GOAL OF THE EXERCISE: All of the entries below must be copied out exactly.

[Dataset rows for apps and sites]
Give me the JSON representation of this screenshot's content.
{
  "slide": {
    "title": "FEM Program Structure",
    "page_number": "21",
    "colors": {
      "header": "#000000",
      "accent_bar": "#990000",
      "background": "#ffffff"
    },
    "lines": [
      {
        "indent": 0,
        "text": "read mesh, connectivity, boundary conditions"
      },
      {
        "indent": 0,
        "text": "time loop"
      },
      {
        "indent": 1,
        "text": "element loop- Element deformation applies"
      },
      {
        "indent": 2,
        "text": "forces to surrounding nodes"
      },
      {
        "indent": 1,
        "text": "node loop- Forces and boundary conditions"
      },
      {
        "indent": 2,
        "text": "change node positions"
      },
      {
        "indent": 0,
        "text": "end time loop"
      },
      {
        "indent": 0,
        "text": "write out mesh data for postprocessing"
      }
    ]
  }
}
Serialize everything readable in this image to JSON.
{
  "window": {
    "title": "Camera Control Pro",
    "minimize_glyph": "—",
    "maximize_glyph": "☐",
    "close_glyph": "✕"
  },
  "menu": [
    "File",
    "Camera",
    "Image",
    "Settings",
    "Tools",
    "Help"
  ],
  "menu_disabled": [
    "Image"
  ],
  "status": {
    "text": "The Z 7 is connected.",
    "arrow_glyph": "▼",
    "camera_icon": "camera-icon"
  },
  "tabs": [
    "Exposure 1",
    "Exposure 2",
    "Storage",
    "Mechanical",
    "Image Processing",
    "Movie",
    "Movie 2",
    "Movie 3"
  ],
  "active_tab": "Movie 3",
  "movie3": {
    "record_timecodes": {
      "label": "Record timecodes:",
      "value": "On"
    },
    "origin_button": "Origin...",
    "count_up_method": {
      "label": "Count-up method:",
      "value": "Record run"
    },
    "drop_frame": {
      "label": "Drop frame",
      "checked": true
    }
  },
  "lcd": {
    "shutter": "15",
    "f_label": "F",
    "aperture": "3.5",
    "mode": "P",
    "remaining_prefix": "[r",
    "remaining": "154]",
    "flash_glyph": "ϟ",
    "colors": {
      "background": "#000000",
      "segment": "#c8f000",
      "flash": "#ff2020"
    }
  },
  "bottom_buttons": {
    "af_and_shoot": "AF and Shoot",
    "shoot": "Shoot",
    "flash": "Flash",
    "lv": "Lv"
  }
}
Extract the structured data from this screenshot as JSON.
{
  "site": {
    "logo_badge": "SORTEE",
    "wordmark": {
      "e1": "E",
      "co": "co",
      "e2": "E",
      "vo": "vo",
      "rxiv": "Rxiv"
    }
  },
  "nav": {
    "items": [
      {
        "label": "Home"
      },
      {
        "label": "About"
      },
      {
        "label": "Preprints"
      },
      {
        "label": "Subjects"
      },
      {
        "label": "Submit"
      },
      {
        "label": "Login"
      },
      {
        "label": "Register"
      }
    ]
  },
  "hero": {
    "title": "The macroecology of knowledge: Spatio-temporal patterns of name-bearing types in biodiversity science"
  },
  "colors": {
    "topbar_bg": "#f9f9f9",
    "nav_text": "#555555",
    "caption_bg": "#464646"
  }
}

EXERCISE RESULT:
Give me the JSON representation of this screenshot's content.
{
  "slide": {
    "title": "FEM Program Structure",
    "page_number": "21",
    "colors": {
      "header": "#000000",
      "accent_bar": "#990000",
      "background": "#ffffff"
    },
    "lines": [
      {
        "indent": 0,
        "text": "read mesh, connectivity, boundary conditions"
      },
      {
        "indent": 0,
        "text": "time loop"
      },
      {
        "indent": 1,
        "text": "element loop- Element deformation applies"
      },
      {
        "indent": 2,
        "text": "forces to surrounding nodes"
      },
      {
        "indent": 1,
        "text": "node loop- Forces and boundary conditions"
      },
      {
        "indent": 2,
        "text": "change node positions"
      },
      {
        "indent": 0,
        "text": "end time loop"
      },
      {
        "indent": 0,
        "text": "write out mesh data for postprocessing"
      }
    ]
  }
}
Serialize everything readable in this image to JSON.
{
  "window": {
    "title": "Camera Control Pro",
    "minimize_glyph": "—",
    "maximize_glyph": "☐",
    "close_glyph": "✕"
  },
  "menu": [
    "File",
    "Camera",
    "Image",
    "Settings",
    "Tools",
    "Help"
  ],
  "menu_disabled": [
    "Image"
  ],
  "status": {
    "text": "The Z 7 is connected.",
    "arrow_glyph": "▼",
    "camera_icon": "camera-icon"
  },
  "tabs": [
    "Exposure 1",
    "Exposure 2",
    "Storage",
    "Mechanical",
    "Image Processing",
    "Movie",
    "Movie 2",
    "Movie 3"
  ],
  "active_tab": "Movie 3",
  "movie3": {
    "record_timecodes": {
      "label": "Record timecodes:",
      "value": "On"
    },
    "origin_button": "Origin...",
    "count_up_method": {
      "label": "Count-up method:",
      "value": "Record run"
    },
    "drop_frame": {
      "label": "Drop frame",
      "checked": true
    }
  },
  "lcd": {
    "shutter": "15",
    "f_label": "F",
    "aperture": "3.5",
    "mode": "P",
    "remaining_prefix": "[r",
    "remaining": "154]",
    "flash_glyph": "ϟ",
    "colors": {
      "background": "#000000",
      "segment": "#c8f000",
      "flash": "#ff2020"
    }
  },
  "bottom_buttons": {
    "af_and_shoot": "AF and Shoot",
    "shoot": "Shoot",
    "flash": "Flash",
    "lv": "Lv"
  }
}
Extract the structured data from this screenshot as JSON.
{
  "site": {
    "logo_badge": "SORTEE",
    "wordmark": {
      "e1": "E",
      "co": "co",
      "e2": "E",
      "vo": "vo",
      "rxiv": "Rxiv"
    }
  },
  "nav": {
    "items": [
      {
        "label": "Home"
      },
      {
        "label": "About"
      },
      {
        "label": "Preprints"
      },
      {
        "label": "Subjects"
      },
      {
        "label": "Submit"
      },
      {
        "label": "Login"
      },
      {
        "label": "Register"
      }
    ]
  },
  "hero": {
    "title": "The macroecology of knowledge: Spatio-temporal patterns of name-bearing types in biodiversity science"
  },
  "colors": {
    "topbar_bg": "#f9f9f9",
    "nav_text": "#555555",
    "caption_bg": "#464646"
  }
}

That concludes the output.